• Records provided

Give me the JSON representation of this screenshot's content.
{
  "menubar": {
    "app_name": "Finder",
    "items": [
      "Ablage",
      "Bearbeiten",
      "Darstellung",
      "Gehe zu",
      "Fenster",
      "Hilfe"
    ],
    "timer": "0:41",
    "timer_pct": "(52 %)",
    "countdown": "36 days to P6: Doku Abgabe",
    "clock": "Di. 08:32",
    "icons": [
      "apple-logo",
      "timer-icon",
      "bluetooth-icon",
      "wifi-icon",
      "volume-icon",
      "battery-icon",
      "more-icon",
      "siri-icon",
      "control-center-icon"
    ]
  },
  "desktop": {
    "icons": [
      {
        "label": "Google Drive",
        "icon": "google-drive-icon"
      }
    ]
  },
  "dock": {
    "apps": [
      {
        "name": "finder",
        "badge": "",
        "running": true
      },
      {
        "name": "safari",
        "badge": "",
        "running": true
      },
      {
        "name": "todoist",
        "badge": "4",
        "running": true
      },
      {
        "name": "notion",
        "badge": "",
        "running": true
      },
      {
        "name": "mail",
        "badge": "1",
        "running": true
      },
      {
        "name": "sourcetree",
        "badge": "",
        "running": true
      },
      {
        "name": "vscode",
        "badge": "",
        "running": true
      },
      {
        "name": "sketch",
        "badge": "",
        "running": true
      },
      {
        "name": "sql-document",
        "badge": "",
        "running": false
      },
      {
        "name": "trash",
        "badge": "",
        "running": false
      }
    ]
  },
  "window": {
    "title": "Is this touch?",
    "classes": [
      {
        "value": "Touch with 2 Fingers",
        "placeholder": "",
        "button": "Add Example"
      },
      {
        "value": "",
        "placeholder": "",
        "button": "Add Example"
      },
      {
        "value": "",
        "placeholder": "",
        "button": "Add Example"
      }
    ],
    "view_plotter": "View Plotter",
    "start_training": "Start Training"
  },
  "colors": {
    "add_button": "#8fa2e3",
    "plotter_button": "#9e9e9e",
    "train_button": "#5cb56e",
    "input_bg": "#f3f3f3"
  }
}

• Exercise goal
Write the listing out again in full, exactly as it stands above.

• Output of the task
Give me the JSON representation of this screenshot's content.
{
  "menubar": {
    "app_name": "Finder",
    "items": [
      "Ablage",
      "Bearbeiten",
      "Darstellung",
      "Gehe zu",
      "Fenster",
      "Hilfe"
    ],
    "timer": "0:41",
    "timer_pct": "(52 %)",
    "countdown": "36 days to P6: Doku Abgabe",
    "clock": "Di. 08:32",
    "icons": [
      "apple-logo",
      "timer-icon",
      "bluetooth-icon",
      "wifi-icon",
      "volume-icon",
      "battery-icon",
      "more-icon",
      "siri-icon",
      "control-center-icon"
    ]
  },
  "desktop": {
    "icons": [
      {
        "label": "Google Drive",
        "icon": "google-drive-icon"
      }
    ]
  },
  "dock": {
    "apps": [
      {
        "name": "finder",
        "badge": "",
        "running": true
      },
      {
        "name": "safari",
        "badge": "",
        "running": true
      },
      {
        "name": "todoist",
        "badge": "4",
        "running": true
      },
      {
        "name": "notion",
        "badge": "",
        "running": true
      },
      {
        "name": "mail",
        "badge": "1",
        "running": true
      },
      {
        "name": "sourcetree",
        "badge": "",
        "running": true
      },
      {
        "name": "vscode",
        "badge": "",
        "running": true
      },
      {
        "name": "sketch",
        "badge": "",
        "running": true
      },
      {
        "name": "sql-document",
        "badge": "",
        "running": false
      },
      {
        "name": "trash",
        "badge": "",
        "running": false
      }
    ]
  },
  "window": {
    "title": "Is this touch?",
    "classes": [
      {
        "value": "Touch with 2 Fingers",
        "placeholder": "",
        "button": "Add Example"
      },
      {
        "value": "",
        "placeholder": "",
        "button": "Add Example"
      },
      {
        "value": "",
        "placeholder": "",
        "button": "Add Example"
      }
    ],
    "view_plotter": "View Plotter",
    "start_training": "Start Training"
  },
  "colors": {
    "add_button": "#8fa2e3",
    "plotter_button": "#9e9e9e",
    "train_button": "#5cb56e",
    "input_bg": "#f3f3f3"
  }
}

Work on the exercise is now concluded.